### Action item
In the entries below, some lines contain "CERO"; work out how many and answer with the figure only.

### Data to process
------------------------------------------------

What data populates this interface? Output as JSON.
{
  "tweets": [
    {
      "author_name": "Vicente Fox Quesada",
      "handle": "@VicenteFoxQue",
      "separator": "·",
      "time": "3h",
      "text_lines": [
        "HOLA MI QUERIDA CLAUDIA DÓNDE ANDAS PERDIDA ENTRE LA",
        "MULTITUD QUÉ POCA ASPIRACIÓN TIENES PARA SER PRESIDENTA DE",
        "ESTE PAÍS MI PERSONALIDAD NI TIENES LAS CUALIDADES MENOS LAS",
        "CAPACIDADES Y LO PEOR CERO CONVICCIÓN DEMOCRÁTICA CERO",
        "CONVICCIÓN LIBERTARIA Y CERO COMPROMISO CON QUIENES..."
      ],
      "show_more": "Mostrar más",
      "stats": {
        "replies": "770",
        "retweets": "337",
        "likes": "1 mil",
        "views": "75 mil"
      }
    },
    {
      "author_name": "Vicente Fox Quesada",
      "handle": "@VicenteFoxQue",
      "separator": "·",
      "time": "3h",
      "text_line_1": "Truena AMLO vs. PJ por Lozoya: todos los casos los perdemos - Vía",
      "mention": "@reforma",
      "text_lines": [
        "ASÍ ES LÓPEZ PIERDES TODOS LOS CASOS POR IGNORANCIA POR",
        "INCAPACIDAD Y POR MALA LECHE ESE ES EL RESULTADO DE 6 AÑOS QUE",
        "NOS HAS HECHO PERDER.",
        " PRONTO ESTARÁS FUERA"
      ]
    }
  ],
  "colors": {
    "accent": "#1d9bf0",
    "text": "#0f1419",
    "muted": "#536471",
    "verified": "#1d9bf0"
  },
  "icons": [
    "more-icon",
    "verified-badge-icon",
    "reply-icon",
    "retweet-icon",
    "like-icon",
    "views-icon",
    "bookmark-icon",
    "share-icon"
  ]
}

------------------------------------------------

### Response area
2